● **Exercise requirements**
State only the count of lines in the listing below that hold "Using".

● **Information given**
════════════════════
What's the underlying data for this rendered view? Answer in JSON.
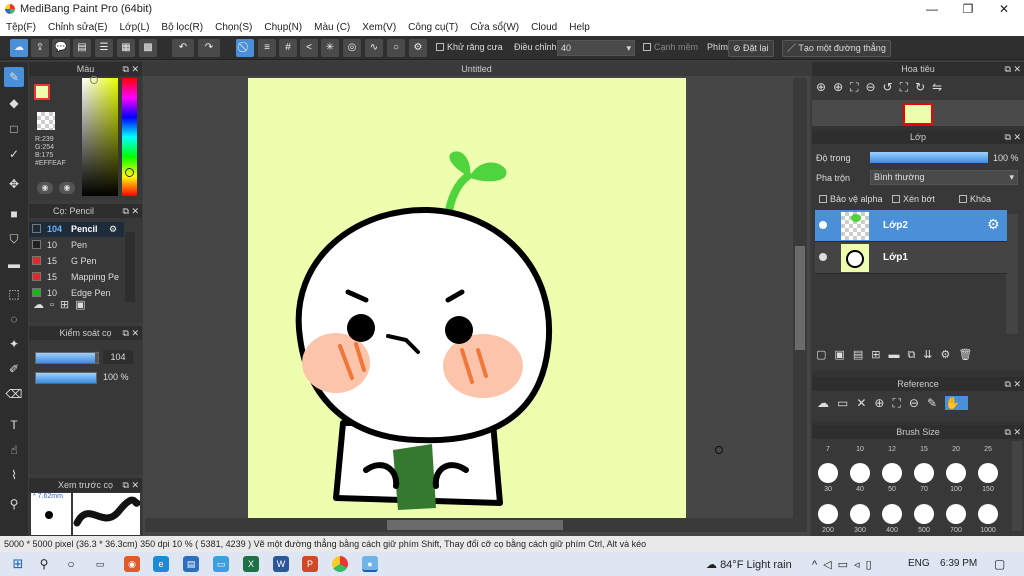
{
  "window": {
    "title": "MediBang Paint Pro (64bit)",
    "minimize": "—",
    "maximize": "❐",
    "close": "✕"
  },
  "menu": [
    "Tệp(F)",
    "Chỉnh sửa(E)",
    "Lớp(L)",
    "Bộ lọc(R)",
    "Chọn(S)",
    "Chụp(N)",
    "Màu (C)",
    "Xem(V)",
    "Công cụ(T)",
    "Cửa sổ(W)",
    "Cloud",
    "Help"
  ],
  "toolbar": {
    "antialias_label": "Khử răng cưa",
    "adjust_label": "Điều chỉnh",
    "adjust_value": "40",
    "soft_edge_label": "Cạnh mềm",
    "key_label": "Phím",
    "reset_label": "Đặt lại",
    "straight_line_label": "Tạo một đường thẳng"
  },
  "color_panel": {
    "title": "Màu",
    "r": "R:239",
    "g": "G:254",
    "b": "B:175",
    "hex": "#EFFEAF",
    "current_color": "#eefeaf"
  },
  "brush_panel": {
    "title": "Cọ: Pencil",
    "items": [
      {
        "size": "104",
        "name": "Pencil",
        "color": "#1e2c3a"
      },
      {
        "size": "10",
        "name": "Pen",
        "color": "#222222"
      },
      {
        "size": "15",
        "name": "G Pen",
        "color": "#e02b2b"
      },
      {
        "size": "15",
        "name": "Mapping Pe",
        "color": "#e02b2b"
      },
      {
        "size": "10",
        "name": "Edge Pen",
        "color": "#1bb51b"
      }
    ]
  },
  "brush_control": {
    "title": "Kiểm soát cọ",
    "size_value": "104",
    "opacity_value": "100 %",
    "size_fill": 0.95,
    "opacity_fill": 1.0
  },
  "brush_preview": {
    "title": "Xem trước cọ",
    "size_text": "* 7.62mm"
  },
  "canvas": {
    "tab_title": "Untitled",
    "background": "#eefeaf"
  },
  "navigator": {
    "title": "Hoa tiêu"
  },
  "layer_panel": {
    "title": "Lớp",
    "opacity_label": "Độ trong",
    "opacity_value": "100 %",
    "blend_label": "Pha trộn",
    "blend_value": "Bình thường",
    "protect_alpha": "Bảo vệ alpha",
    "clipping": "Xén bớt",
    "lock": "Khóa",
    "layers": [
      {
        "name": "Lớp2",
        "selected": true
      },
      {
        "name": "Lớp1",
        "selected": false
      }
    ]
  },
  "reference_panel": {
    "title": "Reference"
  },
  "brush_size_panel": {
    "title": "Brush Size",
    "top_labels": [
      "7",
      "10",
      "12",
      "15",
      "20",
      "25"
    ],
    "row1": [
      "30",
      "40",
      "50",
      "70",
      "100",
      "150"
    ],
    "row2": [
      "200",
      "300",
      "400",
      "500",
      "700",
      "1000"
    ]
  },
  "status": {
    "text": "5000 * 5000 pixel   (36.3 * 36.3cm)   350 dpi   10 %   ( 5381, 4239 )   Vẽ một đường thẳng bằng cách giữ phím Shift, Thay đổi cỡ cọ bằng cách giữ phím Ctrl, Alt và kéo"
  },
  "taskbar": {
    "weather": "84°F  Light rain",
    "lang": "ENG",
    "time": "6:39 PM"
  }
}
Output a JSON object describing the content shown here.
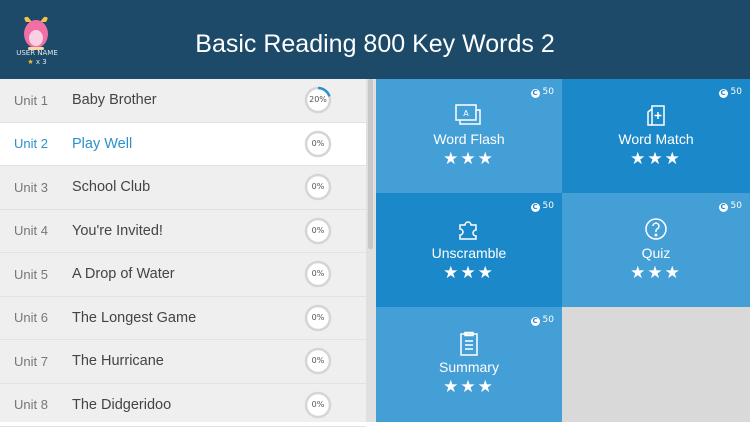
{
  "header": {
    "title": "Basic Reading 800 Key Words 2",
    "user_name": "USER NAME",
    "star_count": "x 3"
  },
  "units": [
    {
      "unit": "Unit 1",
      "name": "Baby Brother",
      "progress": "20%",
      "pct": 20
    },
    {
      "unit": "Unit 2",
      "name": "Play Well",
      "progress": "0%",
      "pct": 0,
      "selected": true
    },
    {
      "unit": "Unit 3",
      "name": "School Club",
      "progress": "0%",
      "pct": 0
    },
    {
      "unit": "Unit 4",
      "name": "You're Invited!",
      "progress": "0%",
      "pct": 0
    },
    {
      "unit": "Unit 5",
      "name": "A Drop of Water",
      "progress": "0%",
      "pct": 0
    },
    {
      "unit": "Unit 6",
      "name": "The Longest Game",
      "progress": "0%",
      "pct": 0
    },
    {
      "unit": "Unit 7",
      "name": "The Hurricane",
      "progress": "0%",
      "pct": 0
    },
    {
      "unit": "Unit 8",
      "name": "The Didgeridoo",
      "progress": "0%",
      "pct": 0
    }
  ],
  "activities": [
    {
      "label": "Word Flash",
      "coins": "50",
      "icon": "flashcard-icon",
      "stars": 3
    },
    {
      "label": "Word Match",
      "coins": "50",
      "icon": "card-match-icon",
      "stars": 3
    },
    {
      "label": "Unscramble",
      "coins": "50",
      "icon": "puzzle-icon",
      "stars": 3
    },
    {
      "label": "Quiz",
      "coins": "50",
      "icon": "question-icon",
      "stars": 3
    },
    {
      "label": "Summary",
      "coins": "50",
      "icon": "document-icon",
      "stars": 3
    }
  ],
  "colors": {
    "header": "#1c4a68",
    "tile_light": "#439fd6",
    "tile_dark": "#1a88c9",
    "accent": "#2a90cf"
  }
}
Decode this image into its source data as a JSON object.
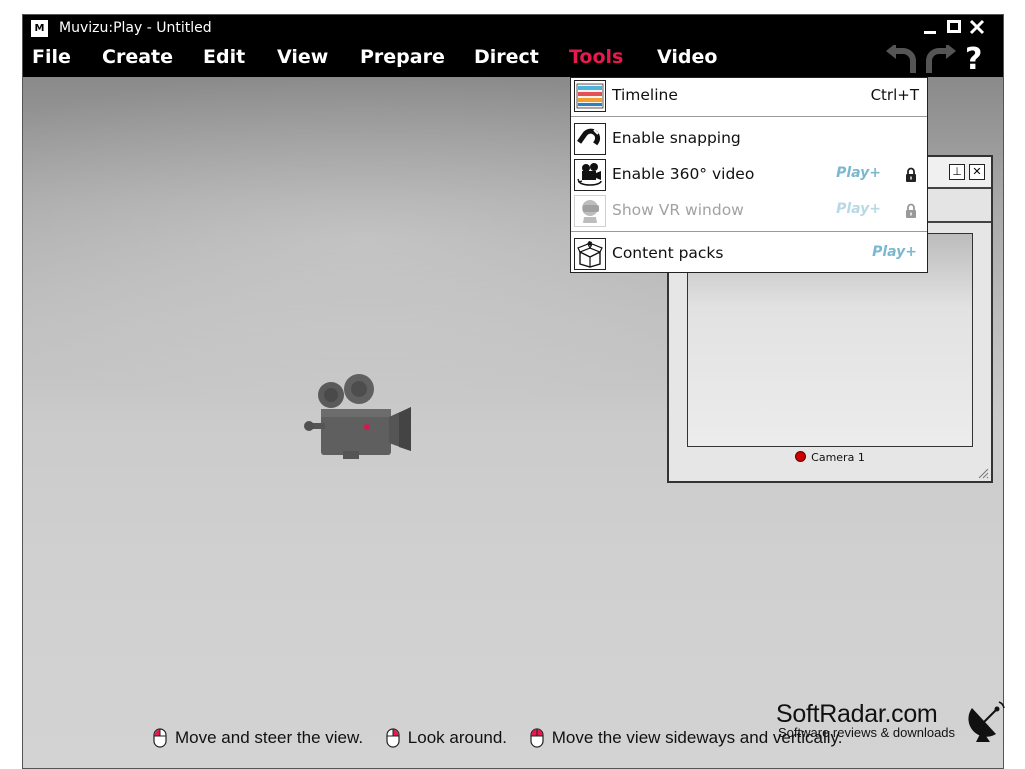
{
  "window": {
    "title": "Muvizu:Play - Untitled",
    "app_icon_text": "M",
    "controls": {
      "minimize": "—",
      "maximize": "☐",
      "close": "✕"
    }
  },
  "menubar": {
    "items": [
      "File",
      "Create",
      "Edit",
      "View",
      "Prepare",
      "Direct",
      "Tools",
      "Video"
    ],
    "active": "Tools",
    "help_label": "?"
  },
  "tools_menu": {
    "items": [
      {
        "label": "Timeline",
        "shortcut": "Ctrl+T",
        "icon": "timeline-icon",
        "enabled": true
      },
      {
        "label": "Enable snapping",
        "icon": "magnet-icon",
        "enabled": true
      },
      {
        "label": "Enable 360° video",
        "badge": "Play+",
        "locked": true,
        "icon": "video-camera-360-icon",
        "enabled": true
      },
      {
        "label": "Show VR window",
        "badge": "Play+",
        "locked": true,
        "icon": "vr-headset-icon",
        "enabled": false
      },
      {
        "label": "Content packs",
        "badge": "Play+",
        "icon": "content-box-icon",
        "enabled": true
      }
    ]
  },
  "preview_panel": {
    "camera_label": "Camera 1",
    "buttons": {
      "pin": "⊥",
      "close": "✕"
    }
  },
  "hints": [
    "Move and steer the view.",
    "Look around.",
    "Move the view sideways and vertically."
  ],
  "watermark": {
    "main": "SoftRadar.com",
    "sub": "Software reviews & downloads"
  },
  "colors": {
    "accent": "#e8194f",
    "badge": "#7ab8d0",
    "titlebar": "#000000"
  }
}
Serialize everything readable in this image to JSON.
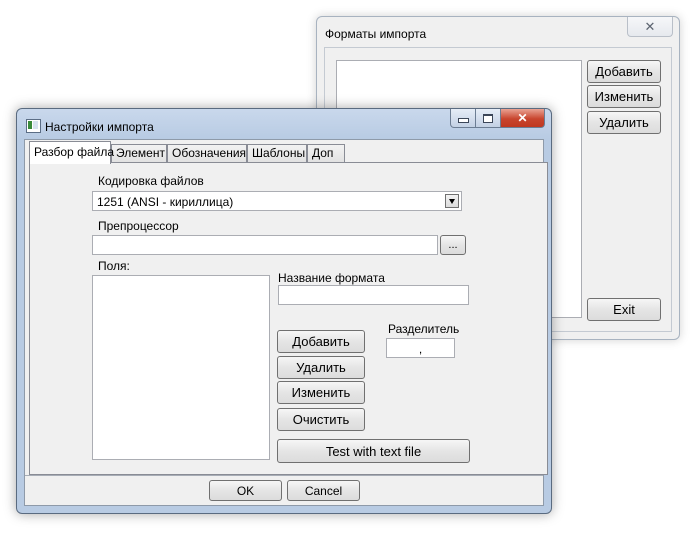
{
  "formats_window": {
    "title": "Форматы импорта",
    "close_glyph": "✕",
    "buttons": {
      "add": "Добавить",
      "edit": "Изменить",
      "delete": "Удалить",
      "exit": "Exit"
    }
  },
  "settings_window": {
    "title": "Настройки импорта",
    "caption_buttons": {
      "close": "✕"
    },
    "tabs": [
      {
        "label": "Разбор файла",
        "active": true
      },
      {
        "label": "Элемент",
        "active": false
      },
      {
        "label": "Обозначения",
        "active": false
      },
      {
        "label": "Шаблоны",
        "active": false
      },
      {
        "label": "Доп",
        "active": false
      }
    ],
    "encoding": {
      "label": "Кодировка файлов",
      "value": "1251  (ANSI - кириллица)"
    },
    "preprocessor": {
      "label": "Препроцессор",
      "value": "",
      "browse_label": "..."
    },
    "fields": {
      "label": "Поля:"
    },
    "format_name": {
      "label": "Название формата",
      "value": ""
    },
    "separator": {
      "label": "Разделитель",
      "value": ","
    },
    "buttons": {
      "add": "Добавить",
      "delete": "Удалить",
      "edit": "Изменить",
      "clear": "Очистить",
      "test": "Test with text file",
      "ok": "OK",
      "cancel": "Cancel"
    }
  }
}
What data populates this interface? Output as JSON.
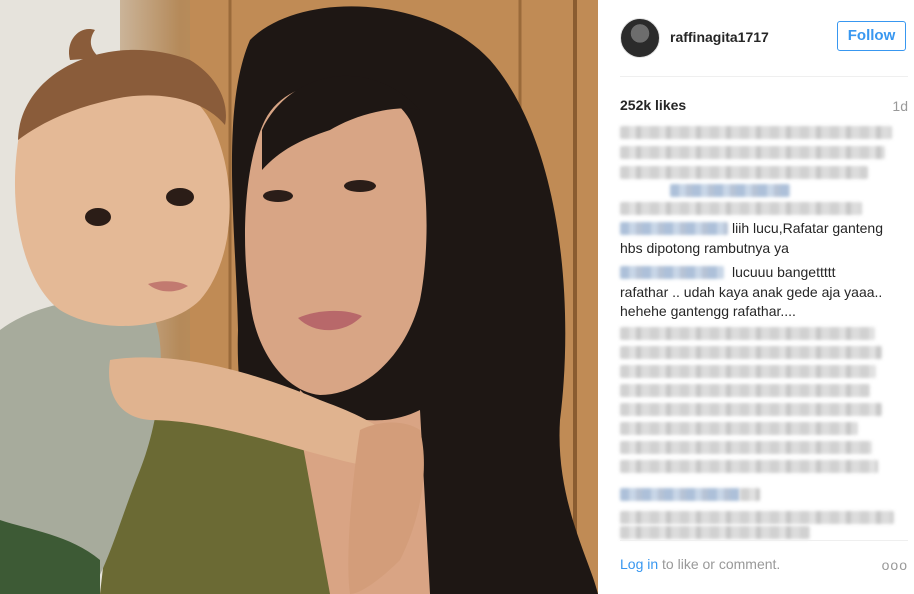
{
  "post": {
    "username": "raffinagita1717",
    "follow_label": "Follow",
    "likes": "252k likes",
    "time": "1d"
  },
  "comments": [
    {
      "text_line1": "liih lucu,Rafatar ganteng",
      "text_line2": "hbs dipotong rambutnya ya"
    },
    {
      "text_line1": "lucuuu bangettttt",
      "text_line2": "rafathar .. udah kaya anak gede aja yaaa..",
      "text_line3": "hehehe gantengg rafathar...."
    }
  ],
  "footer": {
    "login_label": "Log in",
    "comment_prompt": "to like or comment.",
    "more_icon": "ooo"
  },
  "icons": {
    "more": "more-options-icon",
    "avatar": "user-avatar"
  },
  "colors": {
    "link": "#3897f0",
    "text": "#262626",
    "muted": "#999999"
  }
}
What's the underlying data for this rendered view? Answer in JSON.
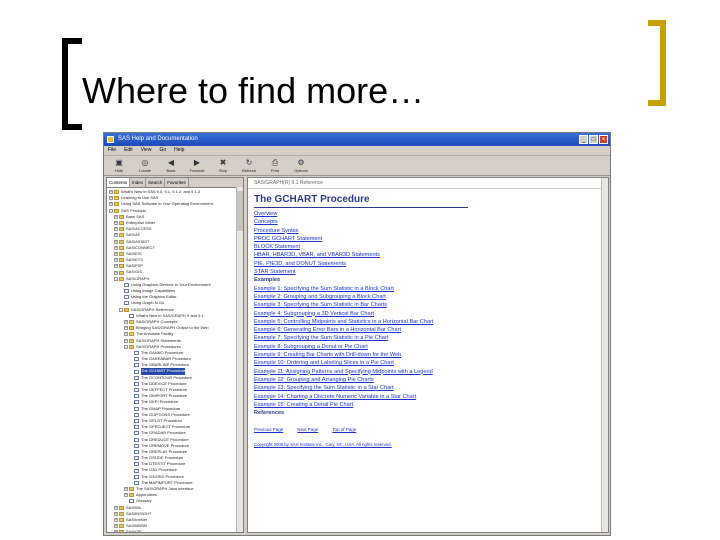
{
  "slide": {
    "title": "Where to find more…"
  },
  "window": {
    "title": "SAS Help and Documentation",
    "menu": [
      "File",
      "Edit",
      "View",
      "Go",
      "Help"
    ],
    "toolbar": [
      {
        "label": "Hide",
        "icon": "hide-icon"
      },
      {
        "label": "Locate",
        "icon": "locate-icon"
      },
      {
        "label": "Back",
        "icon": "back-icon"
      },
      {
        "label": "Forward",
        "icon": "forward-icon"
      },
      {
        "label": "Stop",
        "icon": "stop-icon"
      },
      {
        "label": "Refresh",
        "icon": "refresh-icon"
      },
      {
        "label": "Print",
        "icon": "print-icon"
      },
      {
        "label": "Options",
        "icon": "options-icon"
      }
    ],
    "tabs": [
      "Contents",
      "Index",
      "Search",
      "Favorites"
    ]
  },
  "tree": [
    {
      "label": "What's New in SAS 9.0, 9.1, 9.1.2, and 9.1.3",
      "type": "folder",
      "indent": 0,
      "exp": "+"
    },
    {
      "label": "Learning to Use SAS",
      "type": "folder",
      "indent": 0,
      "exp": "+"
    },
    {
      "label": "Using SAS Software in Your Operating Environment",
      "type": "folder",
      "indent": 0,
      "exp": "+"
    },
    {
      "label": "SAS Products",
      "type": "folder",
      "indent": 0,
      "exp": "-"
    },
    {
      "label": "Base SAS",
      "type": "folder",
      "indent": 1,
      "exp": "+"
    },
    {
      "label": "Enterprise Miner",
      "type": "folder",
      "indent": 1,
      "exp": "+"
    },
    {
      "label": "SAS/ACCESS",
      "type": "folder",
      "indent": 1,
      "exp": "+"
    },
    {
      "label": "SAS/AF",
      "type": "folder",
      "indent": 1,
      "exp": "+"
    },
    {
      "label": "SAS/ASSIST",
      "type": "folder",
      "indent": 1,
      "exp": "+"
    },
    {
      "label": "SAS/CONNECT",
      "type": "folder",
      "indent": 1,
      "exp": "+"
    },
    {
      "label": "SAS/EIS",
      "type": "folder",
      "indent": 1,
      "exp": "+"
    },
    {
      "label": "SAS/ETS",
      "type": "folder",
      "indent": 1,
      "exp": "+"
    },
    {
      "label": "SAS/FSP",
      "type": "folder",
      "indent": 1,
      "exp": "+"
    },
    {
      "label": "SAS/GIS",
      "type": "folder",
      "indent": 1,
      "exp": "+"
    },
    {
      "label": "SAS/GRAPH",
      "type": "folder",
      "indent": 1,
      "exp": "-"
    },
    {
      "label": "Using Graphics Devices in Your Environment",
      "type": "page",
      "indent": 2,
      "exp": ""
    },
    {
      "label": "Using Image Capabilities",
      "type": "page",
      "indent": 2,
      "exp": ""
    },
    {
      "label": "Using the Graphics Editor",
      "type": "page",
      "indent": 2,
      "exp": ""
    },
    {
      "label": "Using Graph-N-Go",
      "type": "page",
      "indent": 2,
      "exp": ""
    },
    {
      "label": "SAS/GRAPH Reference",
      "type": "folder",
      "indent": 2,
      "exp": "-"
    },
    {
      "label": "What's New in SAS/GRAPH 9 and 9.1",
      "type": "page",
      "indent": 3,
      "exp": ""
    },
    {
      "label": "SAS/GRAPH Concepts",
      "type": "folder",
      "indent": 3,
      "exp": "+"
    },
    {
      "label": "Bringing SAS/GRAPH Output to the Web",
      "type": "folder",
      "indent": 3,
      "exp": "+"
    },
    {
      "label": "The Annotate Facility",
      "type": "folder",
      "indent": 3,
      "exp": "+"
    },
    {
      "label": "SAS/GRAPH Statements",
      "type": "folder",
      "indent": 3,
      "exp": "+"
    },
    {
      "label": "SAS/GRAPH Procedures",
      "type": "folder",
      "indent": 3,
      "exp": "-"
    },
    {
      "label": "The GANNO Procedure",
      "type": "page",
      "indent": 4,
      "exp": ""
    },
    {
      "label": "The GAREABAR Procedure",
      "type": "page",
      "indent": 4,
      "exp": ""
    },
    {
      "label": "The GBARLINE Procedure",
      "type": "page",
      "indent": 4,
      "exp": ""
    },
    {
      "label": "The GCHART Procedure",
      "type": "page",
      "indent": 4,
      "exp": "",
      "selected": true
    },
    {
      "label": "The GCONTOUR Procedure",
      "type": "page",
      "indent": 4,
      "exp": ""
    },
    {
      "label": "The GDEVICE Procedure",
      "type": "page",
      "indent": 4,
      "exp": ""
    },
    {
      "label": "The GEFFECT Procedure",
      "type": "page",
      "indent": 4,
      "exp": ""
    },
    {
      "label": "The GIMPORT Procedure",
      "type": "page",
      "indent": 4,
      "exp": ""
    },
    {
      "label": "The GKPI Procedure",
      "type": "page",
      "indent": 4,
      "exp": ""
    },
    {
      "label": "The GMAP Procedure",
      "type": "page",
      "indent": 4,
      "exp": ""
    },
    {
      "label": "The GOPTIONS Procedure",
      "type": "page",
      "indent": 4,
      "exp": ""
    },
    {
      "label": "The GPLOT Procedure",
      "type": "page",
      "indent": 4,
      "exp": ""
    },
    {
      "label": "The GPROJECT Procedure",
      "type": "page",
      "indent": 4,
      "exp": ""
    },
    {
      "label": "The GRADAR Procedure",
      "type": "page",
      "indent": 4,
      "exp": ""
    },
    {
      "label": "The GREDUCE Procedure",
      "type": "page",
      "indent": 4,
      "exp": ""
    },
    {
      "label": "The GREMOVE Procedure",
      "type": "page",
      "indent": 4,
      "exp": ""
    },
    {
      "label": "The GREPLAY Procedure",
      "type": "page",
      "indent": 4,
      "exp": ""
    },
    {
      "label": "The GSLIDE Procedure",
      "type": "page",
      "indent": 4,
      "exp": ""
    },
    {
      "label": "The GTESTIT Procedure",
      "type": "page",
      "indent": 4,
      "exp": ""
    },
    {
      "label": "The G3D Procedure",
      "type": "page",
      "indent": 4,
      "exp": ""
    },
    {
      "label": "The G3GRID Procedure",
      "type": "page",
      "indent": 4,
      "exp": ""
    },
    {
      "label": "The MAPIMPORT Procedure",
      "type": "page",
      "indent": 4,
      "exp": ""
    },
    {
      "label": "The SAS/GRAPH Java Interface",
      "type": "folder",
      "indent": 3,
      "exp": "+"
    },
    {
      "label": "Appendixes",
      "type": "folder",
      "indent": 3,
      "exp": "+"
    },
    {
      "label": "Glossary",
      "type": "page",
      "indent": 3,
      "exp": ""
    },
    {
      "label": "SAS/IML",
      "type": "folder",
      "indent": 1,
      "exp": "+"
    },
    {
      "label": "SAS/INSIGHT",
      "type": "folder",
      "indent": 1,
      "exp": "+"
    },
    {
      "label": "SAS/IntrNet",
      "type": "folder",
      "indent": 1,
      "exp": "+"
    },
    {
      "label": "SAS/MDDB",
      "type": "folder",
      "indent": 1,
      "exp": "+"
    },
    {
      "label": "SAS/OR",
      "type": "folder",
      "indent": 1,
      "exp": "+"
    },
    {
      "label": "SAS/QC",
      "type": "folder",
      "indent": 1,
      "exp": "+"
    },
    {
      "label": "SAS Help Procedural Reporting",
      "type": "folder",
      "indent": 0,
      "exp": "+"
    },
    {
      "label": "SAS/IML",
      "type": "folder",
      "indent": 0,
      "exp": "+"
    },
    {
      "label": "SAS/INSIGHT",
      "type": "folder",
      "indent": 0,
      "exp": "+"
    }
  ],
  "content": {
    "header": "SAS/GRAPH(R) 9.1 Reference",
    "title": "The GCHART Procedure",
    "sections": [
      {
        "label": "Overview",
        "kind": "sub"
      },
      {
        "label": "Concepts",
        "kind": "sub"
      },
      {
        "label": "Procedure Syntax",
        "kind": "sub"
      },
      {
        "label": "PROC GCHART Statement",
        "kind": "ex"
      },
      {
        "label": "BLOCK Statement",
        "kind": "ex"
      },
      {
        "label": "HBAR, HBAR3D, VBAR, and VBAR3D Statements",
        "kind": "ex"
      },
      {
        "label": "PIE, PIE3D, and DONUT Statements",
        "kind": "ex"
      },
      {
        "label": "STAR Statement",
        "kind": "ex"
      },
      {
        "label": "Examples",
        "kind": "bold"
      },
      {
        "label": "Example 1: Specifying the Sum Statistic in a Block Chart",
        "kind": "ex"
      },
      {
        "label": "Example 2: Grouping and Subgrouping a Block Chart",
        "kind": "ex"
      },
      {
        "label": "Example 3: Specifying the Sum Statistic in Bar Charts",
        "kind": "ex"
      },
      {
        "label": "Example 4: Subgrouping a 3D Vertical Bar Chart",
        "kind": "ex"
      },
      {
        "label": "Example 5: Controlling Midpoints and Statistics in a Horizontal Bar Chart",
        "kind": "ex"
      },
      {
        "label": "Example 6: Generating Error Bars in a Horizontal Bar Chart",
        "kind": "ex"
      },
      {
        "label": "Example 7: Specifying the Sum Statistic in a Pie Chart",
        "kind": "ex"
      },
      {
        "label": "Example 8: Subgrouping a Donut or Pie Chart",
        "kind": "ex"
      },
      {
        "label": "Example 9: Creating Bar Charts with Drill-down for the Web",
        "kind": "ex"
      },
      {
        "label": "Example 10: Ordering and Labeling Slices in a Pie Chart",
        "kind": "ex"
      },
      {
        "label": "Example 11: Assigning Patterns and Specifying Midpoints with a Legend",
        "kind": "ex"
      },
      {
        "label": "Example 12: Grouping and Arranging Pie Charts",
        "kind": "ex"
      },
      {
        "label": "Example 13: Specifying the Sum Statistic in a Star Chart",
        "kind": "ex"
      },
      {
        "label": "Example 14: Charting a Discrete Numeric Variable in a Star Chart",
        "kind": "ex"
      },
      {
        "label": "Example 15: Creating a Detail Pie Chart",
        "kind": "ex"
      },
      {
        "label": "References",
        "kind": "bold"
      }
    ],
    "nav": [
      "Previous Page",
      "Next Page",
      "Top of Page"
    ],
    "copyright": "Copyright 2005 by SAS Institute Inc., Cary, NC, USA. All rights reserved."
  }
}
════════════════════
● **Output of the exercise**
5